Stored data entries
__________________________________________________
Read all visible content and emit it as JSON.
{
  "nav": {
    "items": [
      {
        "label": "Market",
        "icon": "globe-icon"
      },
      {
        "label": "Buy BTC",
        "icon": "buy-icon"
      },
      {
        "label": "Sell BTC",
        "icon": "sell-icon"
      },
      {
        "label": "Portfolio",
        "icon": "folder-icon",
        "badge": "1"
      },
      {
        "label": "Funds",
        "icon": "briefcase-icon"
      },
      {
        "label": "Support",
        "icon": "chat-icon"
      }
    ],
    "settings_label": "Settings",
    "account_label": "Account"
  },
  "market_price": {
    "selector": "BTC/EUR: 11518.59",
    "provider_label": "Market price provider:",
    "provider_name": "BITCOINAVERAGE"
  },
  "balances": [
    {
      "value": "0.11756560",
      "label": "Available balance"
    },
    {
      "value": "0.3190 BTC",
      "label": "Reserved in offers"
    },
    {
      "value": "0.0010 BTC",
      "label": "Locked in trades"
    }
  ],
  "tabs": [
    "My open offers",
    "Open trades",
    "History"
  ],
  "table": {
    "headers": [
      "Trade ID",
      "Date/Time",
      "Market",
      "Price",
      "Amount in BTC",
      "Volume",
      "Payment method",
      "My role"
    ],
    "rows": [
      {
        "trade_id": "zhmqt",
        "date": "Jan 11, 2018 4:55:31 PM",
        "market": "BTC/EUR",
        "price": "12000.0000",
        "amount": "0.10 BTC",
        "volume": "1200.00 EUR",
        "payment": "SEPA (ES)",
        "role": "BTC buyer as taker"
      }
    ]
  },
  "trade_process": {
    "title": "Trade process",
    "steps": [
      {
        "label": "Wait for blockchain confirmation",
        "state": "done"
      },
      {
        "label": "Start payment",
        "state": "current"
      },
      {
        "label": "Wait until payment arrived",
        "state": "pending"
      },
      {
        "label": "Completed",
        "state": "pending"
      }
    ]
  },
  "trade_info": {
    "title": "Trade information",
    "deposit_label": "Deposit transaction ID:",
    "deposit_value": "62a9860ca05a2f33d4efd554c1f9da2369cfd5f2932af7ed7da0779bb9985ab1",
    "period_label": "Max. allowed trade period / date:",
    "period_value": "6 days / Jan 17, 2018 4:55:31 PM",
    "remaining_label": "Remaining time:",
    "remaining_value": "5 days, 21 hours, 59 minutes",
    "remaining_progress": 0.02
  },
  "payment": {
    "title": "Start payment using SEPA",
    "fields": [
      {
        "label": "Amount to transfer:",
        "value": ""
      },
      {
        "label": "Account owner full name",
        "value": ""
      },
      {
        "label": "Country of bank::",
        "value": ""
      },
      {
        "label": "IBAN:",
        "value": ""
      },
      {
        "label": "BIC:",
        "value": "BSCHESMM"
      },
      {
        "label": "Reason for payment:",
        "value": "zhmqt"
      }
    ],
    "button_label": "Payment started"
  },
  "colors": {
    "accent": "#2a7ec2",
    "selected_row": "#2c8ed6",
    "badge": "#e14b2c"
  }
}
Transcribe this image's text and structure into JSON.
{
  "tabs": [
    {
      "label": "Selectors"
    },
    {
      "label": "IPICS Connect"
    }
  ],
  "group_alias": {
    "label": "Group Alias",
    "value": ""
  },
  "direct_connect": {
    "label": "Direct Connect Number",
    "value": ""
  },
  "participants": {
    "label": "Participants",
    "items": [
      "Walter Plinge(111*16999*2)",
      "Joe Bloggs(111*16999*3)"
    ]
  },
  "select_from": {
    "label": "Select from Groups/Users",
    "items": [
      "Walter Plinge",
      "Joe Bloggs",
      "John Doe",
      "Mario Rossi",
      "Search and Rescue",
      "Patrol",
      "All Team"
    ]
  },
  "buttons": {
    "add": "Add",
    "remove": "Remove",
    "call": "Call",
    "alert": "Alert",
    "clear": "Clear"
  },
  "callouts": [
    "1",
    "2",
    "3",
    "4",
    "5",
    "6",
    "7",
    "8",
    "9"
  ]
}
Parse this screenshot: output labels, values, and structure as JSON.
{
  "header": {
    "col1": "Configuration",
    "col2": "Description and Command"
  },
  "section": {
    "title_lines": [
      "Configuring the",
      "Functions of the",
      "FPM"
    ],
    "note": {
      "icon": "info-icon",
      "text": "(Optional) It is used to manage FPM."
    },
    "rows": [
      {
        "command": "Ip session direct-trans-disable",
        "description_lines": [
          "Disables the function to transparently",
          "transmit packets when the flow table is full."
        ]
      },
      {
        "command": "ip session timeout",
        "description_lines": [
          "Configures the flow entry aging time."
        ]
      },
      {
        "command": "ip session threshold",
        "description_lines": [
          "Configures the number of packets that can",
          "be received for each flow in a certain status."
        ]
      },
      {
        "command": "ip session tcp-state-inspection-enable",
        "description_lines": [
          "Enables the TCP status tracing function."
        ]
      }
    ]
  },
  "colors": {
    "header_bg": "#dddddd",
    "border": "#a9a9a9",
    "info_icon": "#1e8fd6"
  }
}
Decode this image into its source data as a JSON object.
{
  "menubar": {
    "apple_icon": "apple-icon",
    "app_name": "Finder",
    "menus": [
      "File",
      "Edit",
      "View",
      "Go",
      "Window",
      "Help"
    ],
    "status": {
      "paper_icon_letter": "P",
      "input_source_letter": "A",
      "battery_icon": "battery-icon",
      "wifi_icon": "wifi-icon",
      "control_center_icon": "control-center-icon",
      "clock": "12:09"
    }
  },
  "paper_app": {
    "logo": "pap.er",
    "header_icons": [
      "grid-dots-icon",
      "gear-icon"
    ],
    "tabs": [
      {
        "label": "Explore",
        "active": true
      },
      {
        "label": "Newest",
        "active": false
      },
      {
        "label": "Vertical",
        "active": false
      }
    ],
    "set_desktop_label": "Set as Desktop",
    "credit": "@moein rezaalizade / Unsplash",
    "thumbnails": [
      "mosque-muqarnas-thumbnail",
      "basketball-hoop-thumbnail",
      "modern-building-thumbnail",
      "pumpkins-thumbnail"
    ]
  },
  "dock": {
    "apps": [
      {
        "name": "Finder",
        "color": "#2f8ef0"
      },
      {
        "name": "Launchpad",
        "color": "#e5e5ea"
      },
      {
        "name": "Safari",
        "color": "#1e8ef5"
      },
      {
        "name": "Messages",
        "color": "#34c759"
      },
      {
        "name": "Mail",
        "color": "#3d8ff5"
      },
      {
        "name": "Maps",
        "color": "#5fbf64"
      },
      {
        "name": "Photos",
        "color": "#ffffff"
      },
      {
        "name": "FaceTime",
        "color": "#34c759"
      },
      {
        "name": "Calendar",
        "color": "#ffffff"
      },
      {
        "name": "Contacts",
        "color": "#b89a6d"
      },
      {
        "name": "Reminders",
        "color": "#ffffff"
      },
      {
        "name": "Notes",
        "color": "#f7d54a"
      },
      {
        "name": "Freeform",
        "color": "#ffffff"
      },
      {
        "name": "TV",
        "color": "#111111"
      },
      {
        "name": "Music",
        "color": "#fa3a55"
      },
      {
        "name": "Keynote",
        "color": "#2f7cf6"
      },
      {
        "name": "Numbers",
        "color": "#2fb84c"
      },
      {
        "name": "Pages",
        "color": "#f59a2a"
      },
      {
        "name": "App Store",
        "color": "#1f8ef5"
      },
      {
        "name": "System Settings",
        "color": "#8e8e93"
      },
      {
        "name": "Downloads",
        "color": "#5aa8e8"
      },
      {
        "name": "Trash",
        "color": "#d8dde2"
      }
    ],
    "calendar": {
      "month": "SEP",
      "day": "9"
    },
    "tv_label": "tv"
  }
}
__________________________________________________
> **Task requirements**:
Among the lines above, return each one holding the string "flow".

> **Output below**:
          "transmit packets when the flow table is full."
          "Configures the flow entry aging time."
          "be received for each flow in a certain status."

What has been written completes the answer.